A matrimonial judge in Brooklyn, New York, has ordered the husband in a divorce case to allow his computers and cell phones to be inspected for evidence that he intercepted his wife’s confidential communications with her attorney.
In the case of Crocker C. v. Anne R., Justice Jeffrey Sunshine ordered sheriffs to seize Crocker’s electronics without notice.
According to the New York Law Journal, a technician retained by the wife’s attorneys had discovered three spyware programs in her phone:
- Pangu, which is used to circumvent the iPhone’s anti-spyware protection (called “jailbreaking”)

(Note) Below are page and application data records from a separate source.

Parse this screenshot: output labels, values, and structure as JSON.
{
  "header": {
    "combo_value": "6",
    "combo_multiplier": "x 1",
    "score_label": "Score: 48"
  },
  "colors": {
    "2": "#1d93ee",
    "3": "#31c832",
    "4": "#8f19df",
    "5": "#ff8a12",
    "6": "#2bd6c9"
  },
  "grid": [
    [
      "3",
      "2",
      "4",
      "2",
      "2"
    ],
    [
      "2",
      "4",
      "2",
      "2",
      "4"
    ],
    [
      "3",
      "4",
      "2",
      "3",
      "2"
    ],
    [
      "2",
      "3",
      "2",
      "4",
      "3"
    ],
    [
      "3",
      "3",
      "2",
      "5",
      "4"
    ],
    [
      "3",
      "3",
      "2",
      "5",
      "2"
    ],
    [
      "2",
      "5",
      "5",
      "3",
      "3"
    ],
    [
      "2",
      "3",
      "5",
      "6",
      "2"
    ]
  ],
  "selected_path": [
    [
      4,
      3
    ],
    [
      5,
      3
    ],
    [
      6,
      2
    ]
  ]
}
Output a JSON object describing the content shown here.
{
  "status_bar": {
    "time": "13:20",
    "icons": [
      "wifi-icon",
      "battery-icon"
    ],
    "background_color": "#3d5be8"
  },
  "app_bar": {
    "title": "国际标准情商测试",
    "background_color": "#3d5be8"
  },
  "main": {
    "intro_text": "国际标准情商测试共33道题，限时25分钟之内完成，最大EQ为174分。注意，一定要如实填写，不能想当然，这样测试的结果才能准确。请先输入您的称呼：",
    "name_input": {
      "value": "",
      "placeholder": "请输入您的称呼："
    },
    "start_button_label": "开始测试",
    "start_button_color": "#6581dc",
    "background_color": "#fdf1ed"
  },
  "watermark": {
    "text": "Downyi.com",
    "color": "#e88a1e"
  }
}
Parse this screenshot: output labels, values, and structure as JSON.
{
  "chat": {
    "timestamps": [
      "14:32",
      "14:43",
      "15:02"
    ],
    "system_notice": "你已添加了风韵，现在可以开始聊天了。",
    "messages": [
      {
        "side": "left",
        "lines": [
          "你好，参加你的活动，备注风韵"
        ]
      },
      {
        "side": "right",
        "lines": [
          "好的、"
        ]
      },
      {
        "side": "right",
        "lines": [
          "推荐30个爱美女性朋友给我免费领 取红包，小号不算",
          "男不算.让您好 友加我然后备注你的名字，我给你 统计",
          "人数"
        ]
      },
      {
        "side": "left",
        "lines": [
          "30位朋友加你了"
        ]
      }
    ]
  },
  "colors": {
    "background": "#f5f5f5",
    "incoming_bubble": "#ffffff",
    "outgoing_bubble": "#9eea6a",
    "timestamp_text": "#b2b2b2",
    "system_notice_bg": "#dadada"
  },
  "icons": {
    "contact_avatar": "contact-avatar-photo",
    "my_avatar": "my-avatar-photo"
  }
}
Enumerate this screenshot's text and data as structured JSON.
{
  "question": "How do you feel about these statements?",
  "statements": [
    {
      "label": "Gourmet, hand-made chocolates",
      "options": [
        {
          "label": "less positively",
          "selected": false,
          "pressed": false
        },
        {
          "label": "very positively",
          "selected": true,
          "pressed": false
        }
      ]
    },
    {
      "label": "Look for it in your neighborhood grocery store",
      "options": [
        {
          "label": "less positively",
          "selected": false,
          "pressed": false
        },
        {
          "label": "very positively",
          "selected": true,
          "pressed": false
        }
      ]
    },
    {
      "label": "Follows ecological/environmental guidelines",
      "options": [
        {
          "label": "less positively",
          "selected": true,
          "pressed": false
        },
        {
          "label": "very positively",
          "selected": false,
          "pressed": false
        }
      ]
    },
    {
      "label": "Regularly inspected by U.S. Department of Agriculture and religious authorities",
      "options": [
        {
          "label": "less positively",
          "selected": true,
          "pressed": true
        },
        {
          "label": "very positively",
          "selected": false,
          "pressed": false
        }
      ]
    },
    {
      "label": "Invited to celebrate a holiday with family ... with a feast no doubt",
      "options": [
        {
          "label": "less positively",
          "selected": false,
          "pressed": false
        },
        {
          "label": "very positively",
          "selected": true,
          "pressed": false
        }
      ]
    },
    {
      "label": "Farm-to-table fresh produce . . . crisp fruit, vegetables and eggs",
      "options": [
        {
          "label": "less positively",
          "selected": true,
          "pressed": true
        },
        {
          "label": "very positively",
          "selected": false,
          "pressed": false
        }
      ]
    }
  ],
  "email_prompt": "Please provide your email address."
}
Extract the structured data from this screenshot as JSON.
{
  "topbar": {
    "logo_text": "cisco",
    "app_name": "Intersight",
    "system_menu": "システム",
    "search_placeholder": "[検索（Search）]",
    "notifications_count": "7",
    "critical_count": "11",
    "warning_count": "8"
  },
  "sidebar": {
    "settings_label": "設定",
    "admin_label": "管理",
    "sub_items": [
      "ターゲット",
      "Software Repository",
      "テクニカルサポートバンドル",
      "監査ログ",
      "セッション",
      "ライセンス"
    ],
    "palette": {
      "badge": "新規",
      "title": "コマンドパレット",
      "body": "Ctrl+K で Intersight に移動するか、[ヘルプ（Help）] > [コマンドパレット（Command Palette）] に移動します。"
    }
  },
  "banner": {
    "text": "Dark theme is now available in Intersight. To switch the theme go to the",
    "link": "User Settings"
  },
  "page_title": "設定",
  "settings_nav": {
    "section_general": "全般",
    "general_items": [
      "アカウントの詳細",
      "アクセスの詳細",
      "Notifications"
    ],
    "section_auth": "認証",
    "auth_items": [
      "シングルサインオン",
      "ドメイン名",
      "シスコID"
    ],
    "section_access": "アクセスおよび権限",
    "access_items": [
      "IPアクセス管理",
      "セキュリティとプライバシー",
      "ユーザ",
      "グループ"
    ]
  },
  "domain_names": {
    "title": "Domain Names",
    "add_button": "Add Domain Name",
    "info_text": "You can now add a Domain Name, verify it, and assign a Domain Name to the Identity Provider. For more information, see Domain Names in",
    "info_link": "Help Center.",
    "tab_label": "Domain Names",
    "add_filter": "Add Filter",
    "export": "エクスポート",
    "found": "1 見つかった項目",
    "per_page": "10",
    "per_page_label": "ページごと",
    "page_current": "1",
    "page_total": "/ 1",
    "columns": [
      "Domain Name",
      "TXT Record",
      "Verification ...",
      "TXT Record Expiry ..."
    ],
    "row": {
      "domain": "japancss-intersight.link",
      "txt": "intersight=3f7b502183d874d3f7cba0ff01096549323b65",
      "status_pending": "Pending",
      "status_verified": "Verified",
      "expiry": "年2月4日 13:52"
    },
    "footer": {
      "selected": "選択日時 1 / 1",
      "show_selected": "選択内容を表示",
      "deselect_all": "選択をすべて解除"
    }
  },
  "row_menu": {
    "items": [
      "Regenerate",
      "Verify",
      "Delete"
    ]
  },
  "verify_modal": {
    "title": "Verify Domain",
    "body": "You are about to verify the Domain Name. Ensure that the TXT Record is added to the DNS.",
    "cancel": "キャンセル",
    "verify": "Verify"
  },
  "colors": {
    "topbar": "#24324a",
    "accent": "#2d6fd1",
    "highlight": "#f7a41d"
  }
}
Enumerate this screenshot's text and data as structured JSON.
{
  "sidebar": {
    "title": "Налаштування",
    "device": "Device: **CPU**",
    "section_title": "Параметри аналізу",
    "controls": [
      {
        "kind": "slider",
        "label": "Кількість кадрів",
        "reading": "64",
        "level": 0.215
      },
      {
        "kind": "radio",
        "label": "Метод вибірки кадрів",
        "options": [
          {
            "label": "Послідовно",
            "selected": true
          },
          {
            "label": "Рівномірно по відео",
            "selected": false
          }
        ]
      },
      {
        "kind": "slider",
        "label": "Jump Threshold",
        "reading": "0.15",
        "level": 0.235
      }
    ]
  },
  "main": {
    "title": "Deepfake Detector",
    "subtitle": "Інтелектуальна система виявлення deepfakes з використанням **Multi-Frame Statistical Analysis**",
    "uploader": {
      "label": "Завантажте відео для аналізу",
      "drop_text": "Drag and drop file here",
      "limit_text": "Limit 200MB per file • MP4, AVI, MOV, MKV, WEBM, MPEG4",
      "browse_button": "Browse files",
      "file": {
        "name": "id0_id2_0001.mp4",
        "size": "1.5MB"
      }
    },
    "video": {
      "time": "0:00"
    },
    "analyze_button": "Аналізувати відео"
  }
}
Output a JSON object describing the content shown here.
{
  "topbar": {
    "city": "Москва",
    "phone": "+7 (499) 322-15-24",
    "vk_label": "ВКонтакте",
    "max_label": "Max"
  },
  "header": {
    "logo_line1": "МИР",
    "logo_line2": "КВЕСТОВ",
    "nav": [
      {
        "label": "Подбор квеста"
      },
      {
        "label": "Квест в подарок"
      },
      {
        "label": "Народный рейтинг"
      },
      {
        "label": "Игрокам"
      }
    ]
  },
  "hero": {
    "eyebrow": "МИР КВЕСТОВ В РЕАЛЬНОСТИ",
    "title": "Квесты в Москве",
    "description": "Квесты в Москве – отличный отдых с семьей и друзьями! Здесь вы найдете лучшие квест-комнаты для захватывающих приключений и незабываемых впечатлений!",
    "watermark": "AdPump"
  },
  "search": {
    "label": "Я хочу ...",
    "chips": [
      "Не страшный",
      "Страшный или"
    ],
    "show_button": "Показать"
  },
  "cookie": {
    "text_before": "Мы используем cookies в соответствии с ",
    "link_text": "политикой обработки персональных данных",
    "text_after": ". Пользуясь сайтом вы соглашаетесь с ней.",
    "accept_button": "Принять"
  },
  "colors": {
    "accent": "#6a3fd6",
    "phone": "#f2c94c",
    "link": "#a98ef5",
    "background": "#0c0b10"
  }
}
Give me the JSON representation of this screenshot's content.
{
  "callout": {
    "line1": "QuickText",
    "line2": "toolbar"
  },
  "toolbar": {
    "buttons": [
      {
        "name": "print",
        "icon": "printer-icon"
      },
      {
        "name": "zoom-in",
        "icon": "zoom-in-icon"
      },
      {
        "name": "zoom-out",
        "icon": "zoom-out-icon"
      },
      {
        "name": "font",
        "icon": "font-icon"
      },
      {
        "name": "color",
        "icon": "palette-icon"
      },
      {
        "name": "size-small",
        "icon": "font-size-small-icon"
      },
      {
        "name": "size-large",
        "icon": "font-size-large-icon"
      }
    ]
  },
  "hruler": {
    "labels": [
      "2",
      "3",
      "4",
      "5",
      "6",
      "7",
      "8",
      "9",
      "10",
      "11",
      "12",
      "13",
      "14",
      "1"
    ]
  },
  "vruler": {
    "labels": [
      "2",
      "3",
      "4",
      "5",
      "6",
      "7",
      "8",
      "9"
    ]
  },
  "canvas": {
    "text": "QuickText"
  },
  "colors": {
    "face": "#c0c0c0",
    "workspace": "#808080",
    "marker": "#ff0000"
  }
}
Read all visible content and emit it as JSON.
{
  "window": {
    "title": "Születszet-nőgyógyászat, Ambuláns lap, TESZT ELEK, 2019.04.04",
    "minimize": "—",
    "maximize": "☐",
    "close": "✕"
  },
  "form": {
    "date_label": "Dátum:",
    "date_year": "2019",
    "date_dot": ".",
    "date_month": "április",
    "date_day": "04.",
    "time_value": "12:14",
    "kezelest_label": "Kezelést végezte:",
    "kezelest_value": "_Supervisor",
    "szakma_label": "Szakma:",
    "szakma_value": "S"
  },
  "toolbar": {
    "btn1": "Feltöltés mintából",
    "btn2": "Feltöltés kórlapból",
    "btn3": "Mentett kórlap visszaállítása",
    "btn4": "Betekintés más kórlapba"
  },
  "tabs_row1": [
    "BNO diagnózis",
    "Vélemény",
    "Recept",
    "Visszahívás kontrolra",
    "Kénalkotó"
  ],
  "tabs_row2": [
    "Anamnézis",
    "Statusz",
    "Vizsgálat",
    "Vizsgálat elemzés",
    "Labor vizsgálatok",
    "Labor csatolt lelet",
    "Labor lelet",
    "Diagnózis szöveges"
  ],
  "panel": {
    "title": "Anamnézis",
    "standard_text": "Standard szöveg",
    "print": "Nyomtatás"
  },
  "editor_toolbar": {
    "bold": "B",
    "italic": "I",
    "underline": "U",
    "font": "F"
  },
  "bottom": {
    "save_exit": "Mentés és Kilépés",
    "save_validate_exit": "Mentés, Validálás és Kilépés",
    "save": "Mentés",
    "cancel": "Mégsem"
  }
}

- mSpy, which enabled access to emails, text messages and call history, along with GPS tracking
- IPVANISH, which encrypted the phone’s data and sent it to an Internet account, where the husband could access it.
The wife’s attorney, Raoul Felder, alleges that Crocker installed the spyware three weeks before filing for divorce. Felder said that it took him 14 minutes to install the spyware package on her phone, and the download commenced at 1:32 am, when his client was likely asleep, according to the New York Law Review.
When asked during depositions if he had planted spyware on his wife’s phone, Crocker invoked his Fifth Amendment right to remain silent 58 times.
Read the complete decision: Crocker C. v Anne R.